> [Exercise]: Please give nothing except the number of lines in the records below that include the word "header".

> [Entries from a dataset of interfaces]:
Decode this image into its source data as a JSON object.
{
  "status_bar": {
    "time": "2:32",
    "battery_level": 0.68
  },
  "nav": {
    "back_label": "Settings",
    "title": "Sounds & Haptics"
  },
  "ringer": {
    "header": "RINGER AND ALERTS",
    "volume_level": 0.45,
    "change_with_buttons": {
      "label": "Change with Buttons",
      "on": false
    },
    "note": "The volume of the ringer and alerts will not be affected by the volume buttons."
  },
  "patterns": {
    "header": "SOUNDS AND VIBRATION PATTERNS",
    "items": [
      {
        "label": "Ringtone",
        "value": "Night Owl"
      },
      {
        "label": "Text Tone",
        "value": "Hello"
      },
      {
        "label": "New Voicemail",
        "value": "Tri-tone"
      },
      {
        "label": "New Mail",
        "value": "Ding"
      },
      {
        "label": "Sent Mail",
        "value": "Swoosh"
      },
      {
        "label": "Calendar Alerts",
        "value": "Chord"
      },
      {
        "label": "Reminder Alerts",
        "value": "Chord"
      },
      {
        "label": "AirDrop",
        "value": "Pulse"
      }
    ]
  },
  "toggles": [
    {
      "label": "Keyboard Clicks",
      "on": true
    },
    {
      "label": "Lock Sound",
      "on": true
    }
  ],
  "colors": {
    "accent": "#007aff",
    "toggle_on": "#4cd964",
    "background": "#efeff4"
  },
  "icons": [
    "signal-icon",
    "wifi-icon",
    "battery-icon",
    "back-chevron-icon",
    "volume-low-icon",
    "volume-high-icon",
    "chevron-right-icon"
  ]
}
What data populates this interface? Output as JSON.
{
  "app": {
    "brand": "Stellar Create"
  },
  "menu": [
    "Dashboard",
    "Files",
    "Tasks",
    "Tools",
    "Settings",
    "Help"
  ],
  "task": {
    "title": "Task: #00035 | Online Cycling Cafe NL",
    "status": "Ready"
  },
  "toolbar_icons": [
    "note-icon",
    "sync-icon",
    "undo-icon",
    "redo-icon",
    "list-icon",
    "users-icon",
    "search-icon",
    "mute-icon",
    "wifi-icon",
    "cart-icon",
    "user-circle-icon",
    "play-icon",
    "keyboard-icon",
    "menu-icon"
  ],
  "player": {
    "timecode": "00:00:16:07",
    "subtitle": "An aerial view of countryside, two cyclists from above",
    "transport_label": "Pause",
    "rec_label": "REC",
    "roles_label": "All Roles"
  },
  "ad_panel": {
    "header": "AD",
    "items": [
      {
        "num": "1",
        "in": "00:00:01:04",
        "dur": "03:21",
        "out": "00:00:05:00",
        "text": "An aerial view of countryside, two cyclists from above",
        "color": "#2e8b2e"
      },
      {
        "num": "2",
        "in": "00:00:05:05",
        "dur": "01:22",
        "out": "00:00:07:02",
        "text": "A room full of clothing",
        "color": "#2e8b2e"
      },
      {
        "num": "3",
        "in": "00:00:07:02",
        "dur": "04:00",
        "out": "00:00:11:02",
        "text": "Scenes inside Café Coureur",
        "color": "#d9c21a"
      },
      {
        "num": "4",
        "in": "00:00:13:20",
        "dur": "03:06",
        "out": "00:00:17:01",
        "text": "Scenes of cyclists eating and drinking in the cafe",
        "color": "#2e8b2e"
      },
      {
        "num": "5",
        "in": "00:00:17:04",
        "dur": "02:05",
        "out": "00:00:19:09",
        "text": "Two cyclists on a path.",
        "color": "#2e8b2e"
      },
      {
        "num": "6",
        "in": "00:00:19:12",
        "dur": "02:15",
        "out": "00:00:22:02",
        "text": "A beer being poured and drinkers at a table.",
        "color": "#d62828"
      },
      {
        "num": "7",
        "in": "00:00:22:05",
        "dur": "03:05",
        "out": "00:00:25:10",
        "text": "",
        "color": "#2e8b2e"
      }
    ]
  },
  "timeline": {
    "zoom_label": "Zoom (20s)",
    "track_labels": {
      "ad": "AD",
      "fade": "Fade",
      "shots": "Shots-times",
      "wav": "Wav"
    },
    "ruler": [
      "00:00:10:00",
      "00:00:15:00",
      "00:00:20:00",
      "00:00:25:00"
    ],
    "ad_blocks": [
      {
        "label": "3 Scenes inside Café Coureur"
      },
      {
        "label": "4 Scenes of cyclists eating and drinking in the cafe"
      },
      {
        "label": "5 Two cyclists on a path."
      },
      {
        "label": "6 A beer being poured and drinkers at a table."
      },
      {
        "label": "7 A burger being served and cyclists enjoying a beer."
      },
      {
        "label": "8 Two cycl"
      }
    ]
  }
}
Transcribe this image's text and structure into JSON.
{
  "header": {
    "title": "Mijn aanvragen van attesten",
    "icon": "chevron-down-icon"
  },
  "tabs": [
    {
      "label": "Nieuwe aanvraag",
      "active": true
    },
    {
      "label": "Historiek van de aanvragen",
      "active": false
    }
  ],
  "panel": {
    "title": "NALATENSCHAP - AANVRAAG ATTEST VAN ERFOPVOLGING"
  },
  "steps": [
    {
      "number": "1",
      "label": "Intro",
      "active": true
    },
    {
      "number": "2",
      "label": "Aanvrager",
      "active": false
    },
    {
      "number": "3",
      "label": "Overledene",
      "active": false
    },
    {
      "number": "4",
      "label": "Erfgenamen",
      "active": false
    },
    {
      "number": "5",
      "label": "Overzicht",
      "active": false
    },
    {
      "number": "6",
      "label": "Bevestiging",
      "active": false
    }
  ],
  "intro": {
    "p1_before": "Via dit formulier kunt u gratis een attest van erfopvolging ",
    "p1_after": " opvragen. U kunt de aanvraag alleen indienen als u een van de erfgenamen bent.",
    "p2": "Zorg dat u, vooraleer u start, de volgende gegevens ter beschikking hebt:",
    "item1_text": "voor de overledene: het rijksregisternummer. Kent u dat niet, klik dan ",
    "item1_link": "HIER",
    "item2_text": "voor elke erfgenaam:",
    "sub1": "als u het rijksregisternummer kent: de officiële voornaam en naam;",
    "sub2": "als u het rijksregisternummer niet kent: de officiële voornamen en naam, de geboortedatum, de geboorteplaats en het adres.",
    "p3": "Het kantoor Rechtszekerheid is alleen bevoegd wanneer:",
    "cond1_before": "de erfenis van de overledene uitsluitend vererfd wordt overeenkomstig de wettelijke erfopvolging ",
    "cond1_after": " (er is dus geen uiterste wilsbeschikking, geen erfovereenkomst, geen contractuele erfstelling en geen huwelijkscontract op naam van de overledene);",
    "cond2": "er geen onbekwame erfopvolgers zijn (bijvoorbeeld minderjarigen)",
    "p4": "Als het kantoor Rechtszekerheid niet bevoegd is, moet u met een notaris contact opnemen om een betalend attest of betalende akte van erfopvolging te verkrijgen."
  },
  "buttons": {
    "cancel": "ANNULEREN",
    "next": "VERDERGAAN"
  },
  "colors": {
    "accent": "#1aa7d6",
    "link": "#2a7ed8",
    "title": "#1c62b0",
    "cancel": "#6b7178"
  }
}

> [Written answer]: 4